If Gregerson’s slider can perform at the level it did in 2016, then there is almost no doubt that Gregerson could function as a closer. But his fleeting confidence in the pitch last season didn’t help my own confidence in Gregerson’s return to form.
On the other hand, this year could simply be an anomaly, and Gregerson could evolve into an elite closer with a renewed confidence in his slider. I’d put my money on the former.
As Gregerson tries to rediscover what made his slider so lethal in 2016, he will almost certainly run into some bumps along the way. However, I still think he will end up being closer to his 2016 season than his 2017.

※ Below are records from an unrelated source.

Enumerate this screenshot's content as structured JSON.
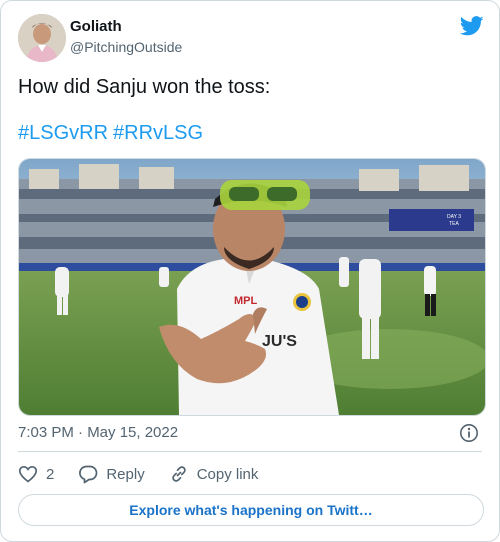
{
  "author": {
    "name": "Goliath",
    "handle": "@PitchingOutside"
  },
  "tweet": {
    "text": "How did Sanju won the toss:",
    "hashtags": [
      "#LSGvRR",
      "#RRvLSG"
    ],
    "timestamp": "7:03 PM · May 15, 2022"
  },
  "media": {
    "description": "cricket player in white kit and sunglasses gesturing toward camera on field",
    "scoreboard": "DAY 3 TEA"
  },
  "actions": {
    "likes": "2",
    "reply_label": "Reply",
    "copy_link_label": "Copy link"
  },
  "explore_label": "Explore what's happening on Twitt…",
  "colors": {
    "accent": "#1d9bf0",
    "text": "#0f1419",
    "secondary": "#536471"
  },
  "icons": [
    "twitter-bird-icon",
    "info-icon",
    "heart-icon",
    "reply-icon",
    "link-icon"
  ]
}
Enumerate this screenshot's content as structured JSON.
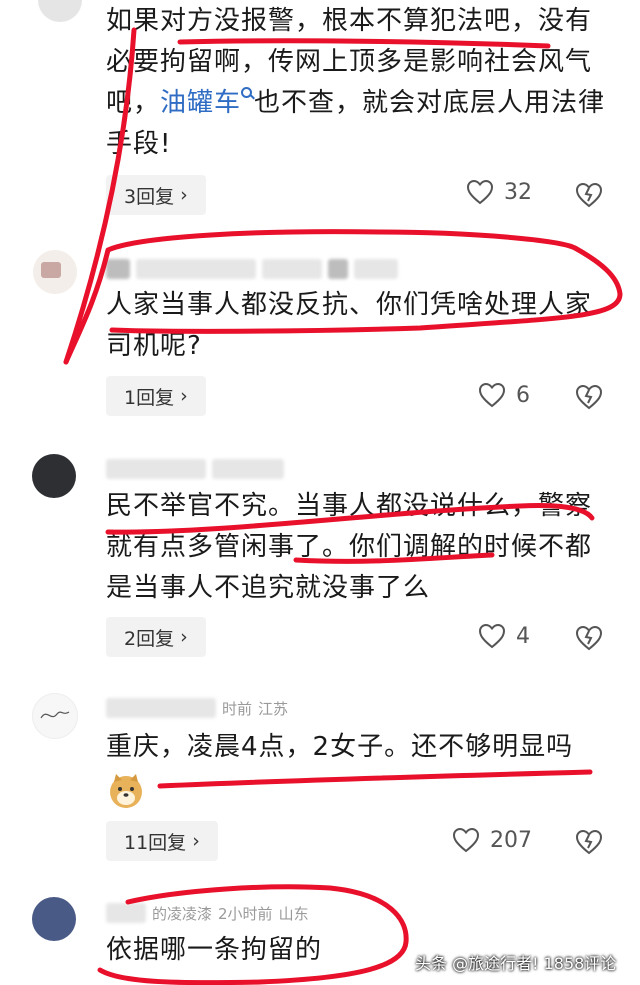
{
  "comments": [
    {
      "text_pre": "如果对方没报警，根本不算犯法吧，没有必要拘留啊，传网上顶多是影响社会风气吧，",
      "link": "油罐车",
      "text_post": "也不查，就会对底层人用法律手段!",
      "replies": "3回复",
      "likes": "32"
    },
    {
      "text": "人家当事人都没反抗、你们凭啥处理人家司机呢?",
      "replies": "1回复",
      "likes": "6"
    },
    {
      "text": "民不举官不究。当事人都没说什么，警察就有点多管闲事了。你们调解的时候不都是当事人不追究就没事了么",
      "replies": "2回复",
      "likes": "4"
    },
    {
      "meta_location": "江苏",
      "meta_time_suffix": "时前",
      "text": "重庆，凌晨4点，2女子。还不够明显吗",
      "replies": "11回复",
      "likes": "207"
    },
    {
      "meta_user_tail": "的凌凌漆",
      "meta_time": "2小时前",
      "meta_location": "山东",
      "text": "依据哪一条拘留的"
    }
  ],
  "watermark": "头条 @旅途行者! 1858评论",
  "colors": {
    "annotation": "#e8102a",
    "link": "#2f6dc4",
    "reply_bg": "#f2f2f2"
  },
  "icons": [
    "heart-icon",
    "dislike-heart-icon",
    "search-icon",
    "chevron-right-icon",
    "doge-emoji-icon"
  ]
}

Final Verdict: 68 G, 1-3, 27 SV, 4 BS, 3.66 ERA, 1.07 WHIP, 68 K’s, .239 BAA
Are you happy with Luke Gregerson as the closer, or would you have like to have seen the St. Louis Cardinals acquire a closer in free agency. Feel free to put your thoughts in the comments below.